Every line from the one with "What's the underlying" to the end of the data needs to be copied exactly, and no line before it.

-- Supplied information --
>>>

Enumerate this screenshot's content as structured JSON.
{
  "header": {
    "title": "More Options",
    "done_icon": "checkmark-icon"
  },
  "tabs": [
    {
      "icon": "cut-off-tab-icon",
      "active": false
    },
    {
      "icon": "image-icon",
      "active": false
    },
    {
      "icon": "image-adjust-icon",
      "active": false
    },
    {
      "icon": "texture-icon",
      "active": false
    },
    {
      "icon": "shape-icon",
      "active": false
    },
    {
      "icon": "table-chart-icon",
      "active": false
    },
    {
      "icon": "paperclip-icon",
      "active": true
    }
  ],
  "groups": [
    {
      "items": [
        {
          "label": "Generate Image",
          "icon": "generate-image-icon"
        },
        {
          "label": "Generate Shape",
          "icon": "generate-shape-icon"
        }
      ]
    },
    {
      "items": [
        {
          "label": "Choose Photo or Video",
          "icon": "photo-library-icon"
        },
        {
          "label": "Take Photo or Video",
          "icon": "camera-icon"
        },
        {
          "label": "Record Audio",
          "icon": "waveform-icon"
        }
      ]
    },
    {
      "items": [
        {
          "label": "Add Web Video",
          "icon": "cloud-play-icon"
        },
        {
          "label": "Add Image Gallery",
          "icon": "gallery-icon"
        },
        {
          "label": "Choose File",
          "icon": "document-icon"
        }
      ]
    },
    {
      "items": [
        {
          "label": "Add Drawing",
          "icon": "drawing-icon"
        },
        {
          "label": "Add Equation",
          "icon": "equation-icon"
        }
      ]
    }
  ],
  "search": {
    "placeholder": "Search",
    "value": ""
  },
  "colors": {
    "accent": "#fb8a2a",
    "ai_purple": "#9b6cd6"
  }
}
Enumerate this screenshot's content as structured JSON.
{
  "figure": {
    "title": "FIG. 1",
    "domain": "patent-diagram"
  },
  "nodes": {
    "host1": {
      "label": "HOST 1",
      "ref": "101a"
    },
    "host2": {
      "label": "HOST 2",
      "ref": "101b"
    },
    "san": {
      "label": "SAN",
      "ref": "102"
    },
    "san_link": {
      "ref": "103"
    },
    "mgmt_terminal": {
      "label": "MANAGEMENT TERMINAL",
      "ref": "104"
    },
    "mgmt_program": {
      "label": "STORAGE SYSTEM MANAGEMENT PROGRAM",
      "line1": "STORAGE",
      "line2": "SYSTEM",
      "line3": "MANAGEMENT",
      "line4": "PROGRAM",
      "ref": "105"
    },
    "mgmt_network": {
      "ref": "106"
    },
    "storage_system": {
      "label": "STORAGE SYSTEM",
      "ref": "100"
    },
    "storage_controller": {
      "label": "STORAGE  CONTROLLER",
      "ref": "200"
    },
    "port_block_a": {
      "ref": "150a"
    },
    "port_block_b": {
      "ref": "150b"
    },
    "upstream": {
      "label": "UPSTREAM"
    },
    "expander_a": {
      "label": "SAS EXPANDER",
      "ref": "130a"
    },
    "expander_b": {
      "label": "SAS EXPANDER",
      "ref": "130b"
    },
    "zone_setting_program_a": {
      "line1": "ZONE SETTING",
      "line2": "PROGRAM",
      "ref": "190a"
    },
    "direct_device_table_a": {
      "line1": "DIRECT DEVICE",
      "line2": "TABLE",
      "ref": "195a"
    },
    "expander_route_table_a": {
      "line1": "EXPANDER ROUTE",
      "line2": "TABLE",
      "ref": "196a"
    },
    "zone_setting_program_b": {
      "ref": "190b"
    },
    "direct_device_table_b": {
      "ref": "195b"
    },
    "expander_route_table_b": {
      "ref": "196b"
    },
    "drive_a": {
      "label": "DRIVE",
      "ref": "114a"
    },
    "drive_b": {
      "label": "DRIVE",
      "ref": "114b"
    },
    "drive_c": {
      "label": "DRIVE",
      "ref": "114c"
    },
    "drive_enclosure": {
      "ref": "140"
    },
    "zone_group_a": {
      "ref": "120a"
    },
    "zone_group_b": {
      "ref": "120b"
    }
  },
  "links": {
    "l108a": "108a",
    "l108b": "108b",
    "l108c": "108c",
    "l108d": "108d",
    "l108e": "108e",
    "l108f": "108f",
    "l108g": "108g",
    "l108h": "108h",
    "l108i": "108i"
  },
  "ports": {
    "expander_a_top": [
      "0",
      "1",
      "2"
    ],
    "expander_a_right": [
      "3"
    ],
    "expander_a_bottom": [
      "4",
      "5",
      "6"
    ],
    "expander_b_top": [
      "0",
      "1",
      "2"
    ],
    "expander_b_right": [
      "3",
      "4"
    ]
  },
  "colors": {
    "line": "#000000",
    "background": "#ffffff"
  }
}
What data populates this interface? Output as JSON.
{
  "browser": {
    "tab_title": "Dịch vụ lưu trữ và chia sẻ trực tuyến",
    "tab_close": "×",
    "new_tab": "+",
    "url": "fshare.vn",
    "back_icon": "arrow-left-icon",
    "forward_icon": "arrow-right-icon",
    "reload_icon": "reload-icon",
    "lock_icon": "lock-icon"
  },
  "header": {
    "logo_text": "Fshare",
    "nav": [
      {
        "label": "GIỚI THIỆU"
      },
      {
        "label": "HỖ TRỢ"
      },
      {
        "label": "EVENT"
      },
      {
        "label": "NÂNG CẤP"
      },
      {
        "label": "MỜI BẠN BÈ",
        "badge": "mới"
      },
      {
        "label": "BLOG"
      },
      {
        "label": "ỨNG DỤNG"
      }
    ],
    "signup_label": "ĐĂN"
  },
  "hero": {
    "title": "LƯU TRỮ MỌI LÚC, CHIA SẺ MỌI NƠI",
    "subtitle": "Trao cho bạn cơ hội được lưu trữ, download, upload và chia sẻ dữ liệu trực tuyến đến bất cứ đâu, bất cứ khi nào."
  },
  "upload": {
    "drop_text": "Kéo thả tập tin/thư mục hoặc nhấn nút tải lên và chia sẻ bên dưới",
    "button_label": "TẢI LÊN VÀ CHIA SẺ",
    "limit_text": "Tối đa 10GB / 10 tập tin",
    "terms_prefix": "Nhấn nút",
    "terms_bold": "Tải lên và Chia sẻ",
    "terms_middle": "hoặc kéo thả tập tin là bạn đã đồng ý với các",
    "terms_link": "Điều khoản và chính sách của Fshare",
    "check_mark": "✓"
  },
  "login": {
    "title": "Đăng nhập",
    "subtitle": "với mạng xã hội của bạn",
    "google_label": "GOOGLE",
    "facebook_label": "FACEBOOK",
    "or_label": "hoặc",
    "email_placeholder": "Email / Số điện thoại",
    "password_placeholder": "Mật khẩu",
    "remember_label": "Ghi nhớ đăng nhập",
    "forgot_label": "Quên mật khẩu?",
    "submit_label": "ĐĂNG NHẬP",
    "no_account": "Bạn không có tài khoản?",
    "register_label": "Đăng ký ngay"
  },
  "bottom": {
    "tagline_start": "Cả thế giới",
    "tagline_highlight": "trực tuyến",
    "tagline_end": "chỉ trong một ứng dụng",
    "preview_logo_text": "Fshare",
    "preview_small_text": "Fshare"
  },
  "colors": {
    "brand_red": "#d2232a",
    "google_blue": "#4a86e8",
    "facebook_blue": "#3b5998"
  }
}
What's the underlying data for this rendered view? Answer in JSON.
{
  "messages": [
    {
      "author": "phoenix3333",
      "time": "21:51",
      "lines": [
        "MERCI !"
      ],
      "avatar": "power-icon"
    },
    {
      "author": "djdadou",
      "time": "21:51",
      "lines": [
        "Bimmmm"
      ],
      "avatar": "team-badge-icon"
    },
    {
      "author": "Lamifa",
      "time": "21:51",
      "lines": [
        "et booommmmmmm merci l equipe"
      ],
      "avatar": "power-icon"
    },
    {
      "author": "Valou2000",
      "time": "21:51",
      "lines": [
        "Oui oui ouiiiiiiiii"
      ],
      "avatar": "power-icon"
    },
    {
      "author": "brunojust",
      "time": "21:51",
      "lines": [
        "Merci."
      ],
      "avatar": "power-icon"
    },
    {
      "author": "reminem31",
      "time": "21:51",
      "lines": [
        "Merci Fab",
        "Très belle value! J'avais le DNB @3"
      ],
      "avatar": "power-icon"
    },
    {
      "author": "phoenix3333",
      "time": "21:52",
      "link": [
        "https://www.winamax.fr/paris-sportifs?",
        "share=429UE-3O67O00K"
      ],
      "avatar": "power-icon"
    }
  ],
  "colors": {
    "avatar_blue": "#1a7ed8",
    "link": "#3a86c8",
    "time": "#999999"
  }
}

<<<

-- Result of this task --
What's the underlying data for this rendered view? Answer in JSON.
{
  "messages": [
    {
      "author": "phoenix3333",
      "time": "21:51",
      "lines": [
        "MERCI !"
      ],
      "avatar": "power-icon"
    },
    {
      "author": "djdadou",
      "time": "21:51",
      "lines": [
        "Bimmmm"
      ],
      "avatar": "team-badge-icon"
    },
    {
      "author": "Lamifa",
      "time": "21:51",
      "lines": [
        "et booommmmmmm merci l equipe"
      ],
      "avatar": "power-icon"
    },
    {
      "author": "Valou2000",
      "time": "21:51",
      "lines": [
        "Oui oui ouiiiiiiiii"
      ],
      "avatar": "power-icon"
    },
    {
      "author": "brunojust",
      "time": "21:51",
      "lines": [
        "Merci."
      ],
      "avatar": "power-icon"
    },
    {
      "author": "reminem31",
      "time": "21:51",
      "lines": [
        "Merci Fab",
        "Très belle value! J'avais le DNB @3"
      ],
      "avatar": "power-icon"
    },
    {
      "author": "phoenix3333",
      "time": "21:52",
      "link": [
        "https://www.winamax.fr/paris-sportifs?",
        "share=429UE-3O67O00K"
      ],
      "avatar": "power-icon"
    }
  ],
  "colors": {
    "avatar_blue": "#1a7ed8",
    "link": "#3a86c8",
    "time": "#999999"
  }
}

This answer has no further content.